Aim of the exercise:
With nothing added and nothing dropped, write out all of the entries below.

(Website and app data records)
Segment Open
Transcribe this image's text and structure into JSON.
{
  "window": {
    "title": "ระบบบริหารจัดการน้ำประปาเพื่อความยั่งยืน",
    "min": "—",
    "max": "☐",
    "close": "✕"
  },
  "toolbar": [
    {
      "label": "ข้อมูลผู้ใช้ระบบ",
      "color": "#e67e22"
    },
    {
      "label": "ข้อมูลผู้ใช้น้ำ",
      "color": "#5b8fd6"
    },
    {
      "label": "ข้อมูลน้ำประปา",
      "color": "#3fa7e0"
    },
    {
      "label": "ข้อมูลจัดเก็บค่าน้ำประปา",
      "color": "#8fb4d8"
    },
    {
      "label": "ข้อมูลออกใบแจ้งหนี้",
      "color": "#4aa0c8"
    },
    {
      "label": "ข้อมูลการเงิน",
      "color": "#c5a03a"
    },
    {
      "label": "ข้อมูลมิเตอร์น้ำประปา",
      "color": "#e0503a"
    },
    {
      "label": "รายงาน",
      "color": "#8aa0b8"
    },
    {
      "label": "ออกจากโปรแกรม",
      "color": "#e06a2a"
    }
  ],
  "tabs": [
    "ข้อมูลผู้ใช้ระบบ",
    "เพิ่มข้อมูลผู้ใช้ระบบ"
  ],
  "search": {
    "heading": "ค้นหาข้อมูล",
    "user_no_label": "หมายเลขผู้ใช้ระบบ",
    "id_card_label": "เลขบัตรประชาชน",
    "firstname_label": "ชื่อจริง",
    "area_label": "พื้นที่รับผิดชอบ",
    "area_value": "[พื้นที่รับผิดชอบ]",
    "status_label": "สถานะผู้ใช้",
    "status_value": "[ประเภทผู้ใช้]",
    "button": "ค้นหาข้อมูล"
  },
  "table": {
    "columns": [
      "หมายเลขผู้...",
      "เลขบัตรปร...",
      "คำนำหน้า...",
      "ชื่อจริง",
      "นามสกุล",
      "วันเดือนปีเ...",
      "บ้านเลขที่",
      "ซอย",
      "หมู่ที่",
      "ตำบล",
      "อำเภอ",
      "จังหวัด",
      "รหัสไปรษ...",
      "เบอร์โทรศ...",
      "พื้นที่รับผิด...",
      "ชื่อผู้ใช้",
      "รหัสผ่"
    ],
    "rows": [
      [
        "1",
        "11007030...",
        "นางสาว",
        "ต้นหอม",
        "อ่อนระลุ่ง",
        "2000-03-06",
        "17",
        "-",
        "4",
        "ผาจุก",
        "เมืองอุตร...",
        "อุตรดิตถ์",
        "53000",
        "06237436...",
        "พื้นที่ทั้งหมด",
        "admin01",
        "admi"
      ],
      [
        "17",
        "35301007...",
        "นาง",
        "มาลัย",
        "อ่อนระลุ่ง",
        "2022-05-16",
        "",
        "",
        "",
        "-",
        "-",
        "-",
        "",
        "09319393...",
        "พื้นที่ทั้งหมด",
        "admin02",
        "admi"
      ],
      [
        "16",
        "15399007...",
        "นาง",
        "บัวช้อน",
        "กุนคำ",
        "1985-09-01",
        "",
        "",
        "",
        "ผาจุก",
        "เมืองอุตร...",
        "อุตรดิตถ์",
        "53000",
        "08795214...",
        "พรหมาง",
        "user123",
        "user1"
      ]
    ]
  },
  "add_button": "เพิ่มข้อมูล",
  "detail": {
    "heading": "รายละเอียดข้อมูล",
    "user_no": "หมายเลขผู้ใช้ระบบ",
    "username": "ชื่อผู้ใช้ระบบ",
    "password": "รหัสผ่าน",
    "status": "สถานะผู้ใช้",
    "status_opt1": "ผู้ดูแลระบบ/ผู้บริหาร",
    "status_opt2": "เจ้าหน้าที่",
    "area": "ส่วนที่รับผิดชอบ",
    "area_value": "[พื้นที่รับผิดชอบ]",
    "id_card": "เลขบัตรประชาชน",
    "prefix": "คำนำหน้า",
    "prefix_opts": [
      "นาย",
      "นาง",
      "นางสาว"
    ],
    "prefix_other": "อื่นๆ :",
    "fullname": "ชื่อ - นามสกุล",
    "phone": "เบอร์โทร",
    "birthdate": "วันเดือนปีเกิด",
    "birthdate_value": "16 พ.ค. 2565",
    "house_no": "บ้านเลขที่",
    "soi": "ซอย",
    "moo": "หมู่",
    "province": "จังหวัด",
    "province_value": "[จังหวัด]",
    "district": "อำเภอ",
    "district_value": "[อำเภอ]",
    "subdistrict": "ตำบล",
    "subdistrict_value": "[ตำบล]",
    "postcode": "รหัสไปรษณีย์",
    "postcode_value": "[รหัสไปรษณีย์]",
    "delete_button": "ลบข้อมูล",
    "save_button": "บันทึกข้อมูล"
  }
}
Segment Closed
Finished exercise:
Transcribe this image's text and structure into JSON.
{
  "window": {
    "title": "ระบบบริหารจัดการน้ำประปาเพื่อความยั่งยืน",
    "min": "—",
    "max": "☐",
    "close": "✕"
  },
  "toolbar": [
    {
      "label": "ข้อมูลผู้ใช้ระบบ",
      "color": "#e67e22"
    },
    {
      "label": "ข้อมูลผู้ใช้น้ำ",
      "color": "#5b8fd6"
    },
    {
      "label": "ข้อมูลน้ำประปา",
      "color": "#3fa7e0"
    },
    {
      "label": "ข้อมูลจัดเก็บค่าน้ำประปา",
      "color": "#8fb4d8"
    },
    {
      "label": "ข้อมูลออกใบแจ้งหนี้",
      "color": "#4aa0c8"
    },
    {
      "label": "ข้อมูลการเงิน",
      "color": "#c5a03a"
    },
    {
      "label": "ข้อมูลมิเตอร์น้ำประปา",
      "color": "#e0503a"
    },
    {
      "label": "รายงาน",
      "color": "#8aa0b8"
    },
    {
      "label": "ออกจากโปรแกรม",
      "color": "#e06a2a"
    }
  ],
  "tabs": [
    "ข้อมูลผู้ใช้ระบบ",
    "เพิ่มข้อมูลผู้ใช้ระบบ"
  ],
  "search": {
    "heading": "ค้นหาข้อมูล",
    "user_no_label": "หมายเลขผู้ใช้ระบบ",
    "id_card_label": "เลขบัตรประชาชน",
    "firstname_label": "ชื่อจริง",
    "area_label": "พื้นที่รับผิดชอบ",
    "area_value": "[พื้นที่รับผิดชอบ]",
    "status_label": "สถานะผู้ใช้",
    "status_value": "[ประเภทผู้ใช้]",
    "button": "ค้นหาข้อมูล"
  },
  "table": {
    "columns": [
      "หมายเลขผู้...",
      "เลขบัตรปร...",
      "คำนำหน้า...",
      "ชื่อจริง",
      "นามสกุล",
      "วันเดือนปีเ...",
      "บ้านเลขที่",
      "ซอย",
      "หมู่ที่",
      "ตำบล",
      "อำเภอ",
      "จังหวัด",
      "รหัสไปรษ...",
      "เบอร์โทรศ...",
      "พื้นที่รับผิด...",
      "ชื่อผู้ใช้",
      "รหัสผ่"
    ],
    "rows": [
      [
        "1",
        "11007030...",
        "นางสาว",
        "ต้นหอม",
        "อ่อนระลุ่ง",
        "2000-03-06",
        "17",
        "-",
        "4",
        "ผาจุก",
        "เมืองอุตร...",
        "อุตรดิตถ์",
        "53000",
        "06237436...",
        "พื้นที่ทั้งหมด",
        "admin01",
        "admi"
      ],
      [
        "17",
        "35301007...",
        "นาง",
        "มาลัย",
        "อ่อนระลุ่ง",
        "2022-05-16",
        "",
        "",
        "",
        "-",
        "-",
        "-",
        "",
        "09319393...",
        "พื้นที่ทั้งหมด",
        "admin02",
        "admi"
      ],
      [
        "16",
        "15399007...",
        "นาง",
        "บัวช้อน",
        "กุนคำ",
        "1985-09-01",
        "",
        "",
        "",
        "ผาจุก",
        "เมืองอุตร...",
        "อุตรดิตถ์",
        "53000",
        "08795214...",
        "พรหมาง",
        "user123",
        "user1"
      ]
    ]
  },
  "add_button": "เพิ่มข้อมูล",
  "detail": {
    "heading": "รายละเอียดข้อมูล",
    "user_no": "หมายเลขผู้ใช้ระบบ",
    "username": "ชื่อผู้ใช้ระบบ",
    "password": "รหัสผ่าน",
    "status": "สถานะผู้ใช้",
    "status_opt1": "ผู้ดูแลระบบ/ผู้บริหาร",
    "status_opt2": "เจ้าหน้าที่",
    "area": "ส่วนที่รับผิดชอบ",
    "area_value": "[พื้นที่รับผิดชอบ]",
    "id_card": "เลขบัตรประชาชน",
    "prefix": "คำนำหน้า",
    "prefix_opts": [
      "นาย",
      "นาง",
      "นางสาว"
    ],
    "prefix_other": "อื่นๆ :",
    "fullname": "ชื่อ - นามสกุล",
    "phone": "เบอร์โทร",
    "birthdate": "วันเดือนปีเกิด",
    "birthdate_value": "16 พ.ค. 2565",
    "house_no": "บ้านเลขที่",
    "soi": "ซอย",
    "moo": "หมู่",
    "province": "จังหวัด",
    "province_value": "[จังหวัด]",
    "district": "อำเภอ",
    "district_value": "[อำเภอ]",
    "subdistrict": "ตำบล",
    "subdistrict_value": "[ตำบล]",
    "postcode": "รหัสไปรษณีย์",
    "postcode_value": "[รหัสไปรษณีย์]",
    "delete_button": "ลบข้อมูล",
    "save_button": "บันทึกข้อมูล"
  }
}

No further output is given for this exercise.